Friday, July 18, 2008
Convening with Ms. Foundation
I recently had the pleasure of representing Women’s Initiative at the Ms. Foundation for Women convening for grantee organizations in New Orleans from June 9-13, 2008. The convening featured representatives from grantee organizations of the Foundation’s Collaborative Fund for Women’s Economic Development and Fairy Godmother Fund, which focus on microenterprise development. Also attending were Ms. Foundation staff; Elaine Edgcomb, Director of research group Aspen Institute/FIELD; and representatives from funders Citi, JP Morgan Chase, and the Mary Reynolds Babcock Foundation. The convening consisted of an opening reception on Tuesday evening, followed by two and a half days of grantee organizations working to develop a plan to continue their good work despite the end of Ms. Foundation funding. There were small and large group and individual brainstorming and exercises, featuring expert facilitation by consultants Jennifer Henderson and Connie Evans. While we all came up with ideas for making our organizations sustainable and/or self-sufficient, we also decided to continue the conversation online, so I created an online Facebook group for us and others who are passionate about women’s economic developmenthere.
Convening attendees were also taught about New Orleans culture during the week. We received samples of products from local women-owned businesses, including a sampling of Loretta’s Authentic Pralines. Attendees at Tuesday’s opening reception enjoyed performances by the local Ashe Cultural Center, which featured song, dance, spoken word, and musical performances from New Orleans’ Second Line culture.

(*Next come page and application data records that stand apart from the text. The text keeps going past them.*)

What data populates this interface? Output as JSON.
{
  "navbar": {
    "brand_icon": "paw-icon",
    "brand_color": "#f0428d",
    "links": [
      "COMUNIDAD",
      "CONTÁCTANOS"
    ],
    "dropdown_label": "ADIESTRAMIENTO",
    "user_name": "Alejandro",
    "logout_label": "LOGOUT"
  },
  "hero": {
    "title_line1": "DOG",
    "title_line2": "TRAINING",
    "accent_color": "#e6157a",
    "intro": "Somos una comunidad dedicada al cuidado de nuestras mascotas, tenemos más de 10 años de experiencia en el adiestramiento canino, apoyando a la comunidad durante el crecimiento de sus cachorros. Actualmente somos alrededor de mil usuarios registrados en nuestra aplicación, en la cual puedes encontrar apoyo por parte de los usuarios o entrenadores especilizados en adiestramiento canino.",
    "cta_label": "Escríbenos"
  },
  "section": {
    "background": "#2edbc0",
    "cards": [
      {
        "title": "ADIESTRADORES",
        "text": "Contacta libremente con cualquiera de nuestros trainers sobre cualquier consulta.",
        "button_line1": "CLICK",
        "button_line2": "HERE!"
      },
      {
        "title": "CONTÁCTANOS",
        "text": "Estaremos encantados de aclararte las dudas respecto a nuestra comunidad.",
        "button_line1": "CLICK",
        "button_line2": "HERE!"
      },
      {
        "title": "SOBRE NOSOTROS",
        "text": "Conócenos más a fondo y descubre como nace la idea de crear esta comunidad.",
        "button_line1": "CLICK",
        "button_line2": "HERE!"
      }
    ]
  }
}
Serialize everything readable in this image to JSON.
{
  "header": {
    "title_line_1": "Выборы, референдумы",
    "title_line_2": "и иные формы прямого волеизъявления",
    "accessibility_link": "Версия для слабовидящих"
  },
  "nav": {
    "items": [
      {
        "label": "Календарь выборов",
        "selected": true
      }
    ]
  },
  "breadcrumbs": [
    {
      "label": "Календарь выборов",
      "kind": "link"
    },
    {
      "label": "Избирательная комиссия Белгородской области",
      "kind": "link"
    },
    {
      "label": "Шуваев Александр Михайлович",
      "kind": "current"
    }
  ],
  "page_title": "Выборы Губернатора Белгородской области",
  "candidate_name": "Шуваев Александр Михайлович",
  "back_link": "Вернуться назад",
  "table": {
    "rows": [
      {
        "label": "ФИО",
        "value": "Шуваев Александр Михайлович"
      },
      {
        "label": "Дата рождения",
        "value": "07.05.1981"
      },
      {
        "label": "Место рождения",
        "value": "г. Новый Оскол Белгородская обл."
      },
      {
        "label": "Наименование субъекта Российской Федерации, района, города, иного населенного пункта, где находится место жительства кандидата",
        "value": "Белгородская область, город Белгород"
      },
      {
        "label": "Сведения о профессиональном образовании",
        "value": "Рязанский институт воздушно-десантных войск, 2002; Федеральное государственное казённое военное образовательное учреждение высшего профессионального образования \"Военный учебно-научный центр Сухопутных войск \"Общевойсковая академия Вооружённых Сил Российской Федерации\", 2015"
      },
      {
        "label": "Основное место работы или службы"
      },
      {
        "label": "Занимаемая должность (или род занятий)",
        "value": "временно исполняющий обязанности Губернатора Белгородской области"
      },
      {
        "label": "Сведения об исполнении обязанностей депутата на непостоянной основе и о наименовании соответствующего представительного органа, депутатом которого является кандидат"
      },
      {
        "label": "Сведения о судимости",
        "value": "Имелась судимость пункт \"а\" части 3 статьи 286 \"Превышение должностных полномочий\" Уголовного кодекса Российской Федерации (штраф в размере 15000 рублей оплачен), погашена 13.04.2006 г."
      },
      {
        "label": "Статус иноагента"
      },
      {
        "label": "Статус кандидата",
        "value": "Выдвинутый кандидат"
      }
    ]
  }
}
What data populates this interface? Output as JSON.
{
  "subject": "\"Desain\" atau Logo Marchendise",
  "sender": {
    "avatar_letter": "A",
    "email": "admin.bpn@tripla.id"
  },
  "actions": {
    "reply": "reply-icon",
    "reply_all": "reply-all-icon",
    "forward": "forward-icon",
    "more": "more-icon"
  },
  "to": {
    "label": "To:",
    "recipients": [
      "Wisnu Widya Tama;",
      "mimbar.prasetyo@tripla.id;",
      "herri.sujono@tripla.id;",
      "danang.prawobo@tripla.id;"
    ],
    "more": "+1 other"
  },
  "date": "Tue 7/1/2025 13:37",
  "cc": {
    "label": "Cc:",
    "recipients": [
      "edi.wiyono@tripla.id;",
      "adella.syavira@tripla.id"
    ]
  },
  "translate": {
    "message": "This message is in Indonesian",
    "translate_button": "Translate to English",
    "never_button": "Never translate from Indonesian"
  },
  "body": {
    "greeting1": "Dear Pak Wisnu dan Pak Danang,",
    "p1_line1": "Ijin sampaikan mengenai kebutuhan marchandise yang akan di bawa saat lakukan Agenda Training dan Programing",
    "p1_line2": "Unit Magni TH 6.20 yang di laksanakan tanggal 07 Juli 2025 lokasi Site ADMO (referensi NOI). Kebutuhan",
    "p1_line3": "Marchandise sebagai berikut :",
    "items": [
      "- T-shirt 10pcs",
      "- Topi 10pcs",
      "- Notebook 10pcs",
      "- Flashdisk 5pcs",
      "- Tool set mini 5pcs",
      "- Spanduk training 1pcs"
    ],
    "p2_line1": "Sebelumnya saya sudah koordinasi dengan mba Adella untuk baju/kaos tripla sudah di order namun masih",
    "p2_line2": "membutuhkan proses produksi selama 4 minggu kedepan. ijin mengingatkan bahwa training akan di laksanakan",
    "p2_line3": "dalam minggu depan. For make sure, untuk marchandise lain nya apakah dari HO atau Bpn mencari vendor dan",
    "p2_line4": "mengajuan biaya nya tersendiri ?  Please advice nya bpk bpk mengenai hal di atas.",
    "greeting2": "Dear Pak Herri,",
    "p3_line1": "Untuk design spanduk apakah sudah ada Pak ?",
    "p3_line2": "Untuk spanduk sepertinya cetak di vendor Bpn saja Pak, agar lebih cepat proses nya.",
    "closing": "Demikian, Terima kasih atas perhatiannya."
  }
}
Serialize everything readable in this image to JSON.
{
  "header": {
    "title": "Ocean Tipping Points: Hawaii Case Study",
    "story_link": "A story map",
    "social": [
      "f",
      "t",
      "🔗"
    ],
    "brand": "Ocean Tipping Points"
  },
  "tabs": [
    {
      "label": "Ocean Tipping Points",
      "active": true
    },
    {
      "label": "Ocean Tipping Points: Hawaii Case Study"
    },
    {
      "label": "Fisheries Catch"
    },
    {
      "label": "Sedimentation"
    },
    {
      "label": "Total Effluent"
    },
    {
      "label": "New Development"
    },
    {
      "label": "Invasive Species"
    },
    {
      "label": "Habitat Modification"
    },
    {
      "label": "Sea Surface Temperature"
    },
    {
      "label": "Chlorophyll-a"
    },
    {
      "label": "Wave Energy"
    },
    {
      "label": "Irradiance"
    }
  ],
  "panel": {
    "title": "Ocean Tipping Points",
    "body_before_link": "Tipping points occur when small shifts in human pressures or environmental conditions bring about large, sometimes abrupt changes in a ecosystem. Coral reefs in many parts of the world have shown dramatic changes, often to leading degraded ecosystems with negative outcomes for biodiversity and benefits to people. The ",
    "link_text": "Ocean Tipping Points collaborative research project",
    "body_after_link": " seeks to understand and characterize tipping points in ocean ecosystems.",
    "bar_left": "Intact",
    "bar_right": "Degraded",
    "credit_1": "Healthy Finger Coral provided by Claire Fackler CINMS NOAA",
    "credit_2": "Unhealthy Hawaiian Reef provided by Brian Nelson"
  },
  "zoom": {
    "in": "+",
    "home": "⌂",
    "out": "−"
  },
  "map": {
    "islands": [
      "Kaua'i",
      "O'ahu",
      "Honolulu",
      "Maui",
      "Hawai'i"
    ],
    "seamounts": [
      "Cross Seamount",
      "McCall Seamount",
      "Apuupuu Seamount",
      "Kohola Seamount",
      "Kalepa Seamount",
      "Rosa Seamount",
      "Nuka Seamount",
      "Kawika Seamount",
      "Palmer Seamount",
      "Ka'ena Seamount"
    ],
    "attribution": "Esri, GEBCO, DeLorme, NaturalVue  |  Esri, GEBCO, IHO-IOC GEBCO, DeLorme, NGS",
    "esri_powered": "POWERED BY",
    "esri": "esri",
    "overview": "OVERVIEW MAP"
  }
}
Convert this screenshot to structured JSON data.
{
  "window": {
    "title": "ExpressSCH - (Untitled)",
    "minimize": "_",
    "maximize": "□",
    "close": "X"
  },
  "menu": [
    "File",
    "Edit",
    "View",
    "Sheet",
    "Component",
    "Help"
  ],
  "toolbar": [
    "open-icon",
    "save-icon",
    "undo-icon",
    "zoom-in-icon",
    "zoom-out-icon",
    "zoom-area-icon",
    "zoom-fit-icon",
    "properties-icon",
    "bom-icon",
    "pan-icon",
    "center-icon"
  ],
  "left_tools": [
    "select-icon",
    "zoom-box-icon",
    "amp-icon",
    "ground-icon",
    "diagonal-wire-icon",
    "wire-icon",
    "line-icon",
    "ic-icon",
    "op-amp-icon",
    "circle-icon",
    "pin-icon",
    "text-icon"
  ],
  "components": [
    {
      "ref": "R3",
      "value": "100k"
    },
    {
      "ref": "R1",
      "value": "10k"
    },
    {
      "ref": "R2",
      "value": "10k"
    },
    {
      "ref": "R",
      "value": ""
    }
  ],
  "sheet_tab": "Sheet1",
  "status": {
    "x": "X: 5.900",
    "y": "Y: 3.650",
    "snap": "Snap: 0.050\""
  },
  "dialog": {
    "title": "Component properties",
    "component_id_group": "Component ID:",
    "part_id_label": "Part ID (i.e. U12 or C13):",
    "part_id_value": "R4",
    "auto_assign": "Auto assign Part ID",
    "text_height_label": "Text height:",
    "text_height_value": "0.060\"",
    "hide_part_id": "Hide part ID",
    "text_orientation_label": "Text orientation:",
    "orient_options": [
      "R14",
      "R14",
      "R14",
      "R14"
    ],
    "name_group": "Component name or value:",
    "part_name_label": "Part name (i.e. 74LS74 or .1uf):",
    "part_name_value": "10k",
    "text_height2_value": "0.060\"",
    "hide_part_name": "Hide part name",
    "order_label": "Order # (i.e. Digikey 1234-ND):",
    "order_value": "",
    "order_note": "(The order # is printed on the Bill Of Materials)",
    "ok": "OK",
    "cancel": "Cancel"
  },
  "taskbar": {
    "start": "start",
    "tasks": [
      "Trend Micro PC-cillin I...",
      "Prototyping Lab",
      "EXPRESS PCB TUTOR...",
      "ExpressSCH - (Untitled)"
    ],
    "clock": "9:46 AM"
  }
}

On Thursday, we watched a selection from the upcoming film “Trouble the Water,” which followed families affected by Katrina. However, the most unforgettable learnings about local culture came on Wednesday when we went to the Lower Ninth Ward to visit nonprofit Common Ground to learn of their post-Katrina community cleanup, rebuilding, and advocacy efforts. Other than the good work of this nonprofit, it was really hard to note progress in the area in the 3 years after Katrina. I’ve shared some photos below so you can see what I mean.
Left to Right
1.Here’s our group learning about Common Ground and their services.
2. This is the view behind Common Ground, and that’s part of the partially rebuilt flood wall to the left. This view represents much of the view around the district: overgrown grasses in empty lots where houses once existed.
3. Three years after Katrina, it’s hard to believe that sights like this still exist: a totally destroyed house filled with totally destroyed belongings.